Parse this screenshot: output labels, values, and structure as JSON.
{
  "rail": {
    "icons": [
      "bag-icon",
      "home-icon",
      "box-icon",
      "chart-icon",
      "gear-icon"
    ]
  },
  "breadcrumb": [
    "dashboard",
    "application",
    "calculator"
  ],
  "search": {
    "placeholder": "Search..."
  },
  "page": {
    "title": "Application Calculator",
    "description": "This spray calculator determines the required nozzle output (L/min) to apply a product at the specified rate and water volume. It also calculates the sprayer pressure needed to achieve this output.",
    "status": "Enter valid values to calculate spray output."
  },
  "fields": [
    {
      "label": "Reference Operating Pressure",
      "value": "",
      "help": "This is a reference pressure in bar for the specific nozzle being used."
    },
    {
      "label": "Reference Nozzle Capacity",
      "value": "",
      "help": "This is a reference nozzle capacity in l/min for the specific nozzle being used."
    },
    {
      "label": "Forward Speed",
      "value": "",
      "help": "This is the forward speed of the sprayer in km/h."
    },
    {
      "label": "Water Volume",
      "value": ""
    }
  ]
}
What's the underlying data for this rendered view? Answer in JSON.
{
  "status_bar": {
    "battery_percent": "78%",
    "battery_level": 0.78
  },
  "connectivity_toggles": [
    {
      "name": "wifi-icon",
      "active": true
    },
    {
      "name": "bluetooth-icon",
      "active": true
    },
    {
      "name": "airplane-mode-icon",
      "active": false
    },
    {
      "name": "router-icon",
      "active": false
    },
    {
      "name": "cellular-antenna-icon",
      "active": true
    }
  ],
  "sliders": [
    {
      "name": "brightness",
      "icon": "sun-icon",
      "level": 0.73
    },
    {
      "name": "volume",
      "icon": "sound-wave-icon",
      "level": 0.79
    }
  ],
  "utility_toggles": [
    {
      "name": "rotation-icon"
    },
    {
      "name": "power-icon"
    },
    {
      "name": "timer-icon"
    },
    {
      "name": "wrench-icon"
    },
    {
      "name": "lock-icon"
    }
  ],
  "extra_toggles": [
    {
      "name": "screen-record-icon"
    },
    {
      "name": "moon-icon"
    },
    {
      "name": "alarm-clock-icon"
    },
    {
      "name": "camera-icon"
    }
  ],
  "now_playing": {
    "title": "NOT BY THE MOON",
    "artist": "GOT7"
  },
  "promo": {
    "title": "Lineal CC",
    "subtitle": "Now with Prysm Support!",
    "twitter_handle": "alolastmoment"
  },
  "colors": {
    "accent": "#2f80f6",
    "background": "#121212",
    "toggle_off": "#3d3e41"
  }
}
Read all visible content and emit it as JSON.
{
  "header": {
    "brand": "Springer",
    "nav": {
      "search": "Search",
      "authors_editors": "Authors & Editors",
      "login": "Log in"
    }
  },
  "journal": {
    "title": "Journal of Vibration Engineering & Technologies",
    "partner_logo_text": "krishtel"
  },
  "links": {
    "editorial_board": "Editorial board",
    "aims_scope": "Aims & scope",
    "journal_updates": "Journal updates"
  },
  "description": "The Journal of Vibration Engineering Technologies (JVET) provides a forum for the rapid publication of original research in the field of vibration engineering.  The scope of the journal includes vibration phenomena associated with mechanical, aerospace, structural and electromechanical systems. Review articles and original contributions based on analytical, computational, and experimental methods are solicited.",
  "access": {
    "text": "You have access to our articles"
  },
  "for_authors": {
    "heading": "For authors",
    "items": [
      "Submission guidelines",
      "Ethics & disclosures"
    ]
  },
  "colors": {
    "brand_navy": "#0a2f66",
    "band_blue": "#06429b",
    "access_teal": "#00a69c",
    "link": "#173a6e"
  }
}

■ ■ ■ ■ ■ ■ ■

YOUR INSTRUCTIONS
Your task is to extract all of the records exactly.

RESULT
Parse this screenshot: output labels, values, and structure as JSON.
{
  "rail": {
    "icons": [
      "bag-icon",
      "home-icon",
      "box-icon",
      "chart-icon",
      "gear-icon"
    ]
  },
  "breadcrumb": [
    "dashboard",
    "application",
    "calculator"
  ],
  "search": {
    "placeholder": "Search..."
  },
  "page": {
    "title": "Application Calculator",
    "description": "This spray calculator determines the required nozzle output (L/min) to apply a product at the specified rate and water volume. It also calculates the sprayer pressure needed to achieve this output.",
    "status": "Enter valid values to calculate spray output."
  },
  "fields": [
    {
      "label": "Reference Operating Pressure",
      "value": "",
      "help": "This is a reference pressure in bar for the specific nozzle being used."
    },
    {
      "label": "Reference Nozzle Capacity",
      "value": "",
      "help": "This is a reference nozzle capacity in l/min for the specific nozzle being used."
    },
    {
      "label": "Forward Speed",
      "value": "",
      "help": "This is the forward speed of the sprayer in km/h."
    },
    {
      "label": "Water Volume",
      "value": ""
    }
  ]
}
What's the underlying data for this rendered view? Answer in JSON.
{
  "status_bar": {
    "battery_percent": "78%",
    "battery_level": 0.78
  },
  "connectivity_toggles": [
    {
      "name": "wifi-icon",
      "active": true
    },
    {
      "name": "bluetooth-icon",
      "active": true
    },
    {
      "name": "airplane-mode-icon",
      "active": false
    },
    {
      "name": "router-icon",
      "active": false
    },
    {
      "name": "cellular-antenna-icon",
      "active": true
    }
  ],
  "sliders": [
    {
      "name": "brightness",
      "icon": "sun-icon",
      "level": 0.73
    },
    {
      "name": "volume",
      "icon": "sound-wave-icon",
      "level": 0.79
    }
  ],
  "utility_toggles": [
    {
      "name": "rotation-icon"
    },
    {
      "name": "power-icon"
    },
    {
      "name": "timer-icon"
    },
    {
      "name": "wrench-icon"
    },
    {
      "name": "lock-icon"
    }
  ],
  "extra_toggles": [
    {
      "name": "screen-record-icon"
    },
    {
      "name": "moon-icon"
    },
    {
      "name": "alarm-clock-icon"
    },
    {
      "name": "camera-icon"
    }
  ],
  "now_playing": {
    "title": "NOT BY THE MOON",
    "artist": "GOT7"
  },
  "promo": {
    "title": "Lineal CC",
    "subtitle": "Now with Prysm Support!",
    "twitter_handle": "alolastmoment"
  },
  "colors": {
    "accent": "#2f80f6",
    "background": "#121212",
    "toggle_off": "#3d3e41"
  }
}
Read all visible content and emit it as JSON.
{
  "header": {
    "brand": "Springer",
    "nav": {
      "search": "Search",
      "authors_editors": "Authors & Editors",
      "login": "Log in"
    }
  },
  "journal": {
    "title": "Journal of Vibration Engineering & Technologies",
    "partner_logo_text": "krishtel"
  },
  "links": {
    "editorial_board": "Editorial board",
    "aims_scope": "Aims & scope",
    "journal_updates": "Journal updates"
  },
  "description": "The Journal of Vibration Engineering Technologies (JVET) provides a forum for the rapid publication of original research in the field of vibration engineering.  The scope of the journal includes vibration phenomena associated with mechanical, aerospace, structural and electromechanical systems. Review articles and original contributions based on analytical, computational, and experimental methods are solicited.",
  "access": {
    "text": "You have access to our articles"
  },
  "for_authors": {
    "heading": "For authors",
    "items": [
      "Submission guidelines",
      "Ethics & disclosures"
    ]
  },
  "colors": {
    "brand_navy": "#0a2f66",
    "band_blue": "#06429b",
    "access_teal": "#00a69c",
    "link": "#173a6e"
  }
}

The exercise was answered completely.